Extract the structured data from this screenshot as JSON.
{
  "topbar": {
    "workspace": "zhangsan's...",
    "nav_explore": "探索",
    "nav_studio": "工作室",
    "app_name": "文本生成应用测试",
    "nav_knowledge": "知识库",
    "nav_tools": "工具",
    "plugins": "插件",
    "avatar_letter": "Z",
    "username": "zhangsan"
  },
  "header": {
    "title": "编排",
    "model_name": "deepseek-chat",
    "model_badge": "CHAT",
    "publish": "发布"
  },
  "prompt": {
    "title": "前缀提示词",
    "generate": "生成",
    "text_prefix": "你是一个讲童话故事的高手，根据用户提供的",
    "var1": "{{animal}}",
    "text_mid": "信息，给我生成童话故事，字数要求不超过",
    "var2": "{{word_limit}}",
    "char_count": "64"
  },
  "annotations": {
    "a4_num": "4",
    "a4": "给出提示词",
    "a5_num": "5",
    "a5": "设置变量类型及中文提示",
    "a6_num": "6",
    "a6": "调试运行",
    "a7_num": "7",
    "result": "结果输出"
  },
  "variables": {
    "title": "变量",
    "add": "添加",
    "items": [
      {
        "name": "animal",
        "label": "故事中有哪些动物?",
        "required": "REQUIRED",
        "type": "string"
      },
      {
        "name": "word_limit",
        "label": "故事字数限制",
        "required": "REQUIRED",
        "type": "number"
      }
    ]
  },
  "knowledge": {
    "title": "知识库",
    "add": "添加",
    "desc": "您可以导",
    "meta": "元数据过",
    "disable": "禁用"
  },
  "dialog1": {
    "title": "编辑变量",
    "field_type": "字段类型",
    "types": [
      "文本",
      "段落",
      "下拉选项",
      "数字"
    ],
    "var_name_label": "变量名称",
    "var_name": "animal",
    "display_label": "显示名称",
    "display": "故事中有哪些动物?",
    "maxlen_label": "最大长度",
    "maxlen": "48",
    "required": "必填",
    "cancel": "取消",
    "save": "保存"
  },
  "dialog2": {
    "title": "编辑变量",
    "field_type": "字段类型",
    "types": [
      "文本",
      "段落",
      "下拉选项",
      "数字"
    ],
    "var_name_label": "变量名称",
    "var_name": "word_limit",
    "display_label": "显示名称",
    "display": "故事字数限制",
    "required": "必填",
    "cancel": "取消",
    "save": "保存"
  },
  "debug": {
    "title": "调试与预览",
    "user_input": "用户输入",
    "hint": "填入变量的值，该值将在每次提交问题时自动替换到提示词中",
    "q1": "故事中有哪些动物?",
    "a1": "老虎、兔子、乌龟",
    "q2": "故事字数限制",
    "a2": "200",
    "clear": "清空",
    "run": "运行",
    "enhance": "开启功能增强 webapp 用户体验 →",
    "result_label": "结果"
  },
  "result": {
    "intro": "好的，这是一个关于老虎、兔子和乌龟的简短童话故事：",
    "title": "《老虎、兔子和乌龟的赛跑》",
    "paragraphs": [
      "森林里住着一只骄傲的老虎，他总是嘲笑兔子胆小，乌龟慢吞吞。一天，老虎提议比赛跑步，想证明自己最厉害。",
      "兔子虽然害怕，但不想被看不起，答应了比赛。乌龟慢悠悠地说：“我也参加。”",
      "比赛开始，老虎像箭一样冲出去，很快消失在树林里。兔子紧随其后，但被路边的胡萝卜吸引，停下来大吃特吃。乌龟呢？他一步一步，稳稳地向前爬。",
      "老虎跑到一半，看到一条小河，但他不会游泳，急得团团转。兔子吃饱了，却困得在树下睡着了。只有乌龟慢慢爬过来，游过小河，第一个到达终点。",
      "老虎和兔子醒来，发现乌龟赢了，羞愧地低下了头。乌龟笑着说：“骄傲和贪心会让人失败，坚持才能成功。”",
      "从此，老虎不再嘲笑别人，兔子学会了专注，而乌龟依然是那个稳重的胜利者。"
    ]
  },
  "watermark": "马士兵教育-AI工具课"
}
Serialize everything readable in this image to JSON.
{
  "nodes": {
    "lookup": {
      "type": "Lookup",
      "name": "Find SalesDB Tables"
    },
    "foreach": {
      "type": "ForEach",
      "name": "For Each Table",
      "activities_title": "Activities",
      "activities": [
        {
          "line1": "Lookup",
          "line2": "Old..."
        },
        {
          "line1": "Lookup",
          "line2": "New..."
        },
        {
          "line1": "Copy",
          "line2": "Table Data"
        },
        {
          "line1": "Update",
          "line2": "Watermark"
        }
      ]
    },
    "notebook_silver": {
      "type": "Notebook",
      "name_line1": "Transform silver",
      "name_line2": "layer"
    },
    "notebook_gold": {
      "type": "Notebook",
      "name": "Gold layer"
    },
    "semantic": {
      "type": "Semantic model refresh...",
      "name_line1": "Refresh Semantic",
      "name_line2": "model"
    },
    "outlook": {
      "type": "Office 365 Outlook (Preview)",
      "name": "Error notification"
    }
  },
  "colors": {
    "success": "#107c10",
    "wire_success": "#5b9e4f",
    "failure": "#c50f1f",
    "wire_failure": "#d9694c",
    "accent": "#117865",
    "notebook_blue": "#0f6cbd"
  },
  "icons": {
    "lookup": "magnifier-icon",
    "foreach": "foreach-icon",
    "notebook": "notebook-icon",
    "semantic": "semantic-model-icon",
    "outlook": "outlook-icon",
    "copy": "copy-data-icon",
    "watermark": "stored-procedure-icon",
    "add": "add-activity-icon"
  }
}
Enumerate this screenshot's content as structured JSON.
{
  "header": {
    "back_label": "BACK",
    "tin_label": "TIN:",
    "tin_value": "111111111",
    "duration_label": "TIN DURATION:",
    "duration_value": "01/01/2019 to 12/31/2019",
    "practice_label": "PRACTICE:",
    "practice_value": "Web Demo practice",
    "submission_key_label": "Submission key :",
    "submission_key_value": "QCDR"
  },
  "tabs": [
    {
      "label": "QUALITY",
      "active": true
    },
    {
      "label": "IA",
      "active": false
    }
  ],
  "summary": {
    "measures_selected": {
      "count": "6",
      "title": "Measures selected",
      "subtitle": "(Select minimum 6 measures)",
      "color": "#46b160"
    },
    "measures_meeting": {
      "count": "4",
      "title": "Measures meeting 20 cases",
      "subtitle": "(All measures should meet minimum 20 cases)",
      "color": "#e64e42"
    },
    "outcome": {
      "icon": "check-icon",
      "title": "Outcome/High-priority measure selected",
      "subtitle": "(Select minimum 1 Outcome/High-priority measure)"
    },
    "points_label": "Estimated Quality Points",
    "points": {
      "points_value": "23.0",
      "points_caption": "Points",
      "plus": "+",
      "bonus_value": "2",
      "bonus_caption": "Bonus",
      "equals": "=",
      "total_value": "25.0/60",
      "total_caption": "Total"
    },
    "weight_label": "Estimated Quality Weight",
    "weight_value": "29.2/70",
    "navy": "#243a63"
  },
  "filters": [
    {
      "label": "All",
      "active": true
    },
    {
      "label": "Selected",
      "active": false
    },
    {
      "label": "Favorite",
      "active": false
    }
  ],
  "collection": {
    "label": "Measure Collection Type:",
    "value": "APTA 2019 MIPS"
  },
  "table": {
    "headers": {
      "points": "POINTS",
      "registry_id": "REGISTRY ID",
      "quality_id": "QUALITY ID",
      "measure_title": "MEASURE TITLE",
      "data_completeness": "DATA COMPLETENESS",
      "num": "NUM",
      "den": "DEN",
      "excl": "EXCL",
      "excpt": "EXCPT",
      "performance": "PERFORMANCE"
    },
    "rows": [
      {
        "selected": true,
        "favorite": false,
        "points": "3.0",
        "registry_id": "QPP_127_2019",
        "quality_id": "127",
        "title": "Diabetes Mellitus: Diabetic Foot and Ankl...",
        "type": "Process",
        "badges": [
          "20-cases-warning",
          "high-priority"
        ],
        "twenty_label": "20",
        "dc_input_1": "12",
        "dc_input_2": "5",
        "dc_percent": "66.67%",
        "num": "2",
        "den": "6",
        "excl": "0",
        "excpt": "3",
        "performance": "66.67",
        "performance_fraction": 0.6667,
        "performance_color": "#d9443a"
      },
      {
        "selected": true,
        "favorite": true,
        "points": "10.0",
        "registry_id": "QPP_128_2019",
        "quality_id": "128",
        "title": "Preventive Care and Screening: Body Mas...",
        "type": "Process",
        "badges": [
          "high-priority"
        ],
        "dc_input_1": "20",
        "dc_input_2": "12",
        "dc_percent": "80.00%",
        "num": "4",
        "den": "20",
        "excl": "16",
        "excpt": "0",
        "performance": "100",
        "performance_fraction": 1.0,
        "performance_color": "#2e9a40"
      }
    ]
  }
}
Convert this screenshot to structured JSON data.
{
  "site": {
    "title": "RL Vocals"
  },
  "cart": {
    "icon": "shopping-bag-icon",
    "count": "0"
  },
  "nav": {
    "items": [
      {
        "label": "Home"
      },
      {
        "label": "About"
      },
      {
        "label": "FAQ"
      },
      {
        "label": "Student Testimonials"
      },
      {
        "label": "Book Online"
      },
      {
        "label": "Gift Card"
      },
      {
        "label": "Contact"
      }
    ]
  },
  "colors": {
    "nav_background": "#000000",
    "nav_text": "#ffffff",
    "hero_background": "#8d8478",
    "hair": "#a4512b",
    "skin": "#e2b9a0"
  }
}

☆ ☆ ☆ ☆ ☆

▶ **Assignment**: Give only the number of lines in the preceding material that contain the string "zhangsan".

▶ **Response for this exercise**: 2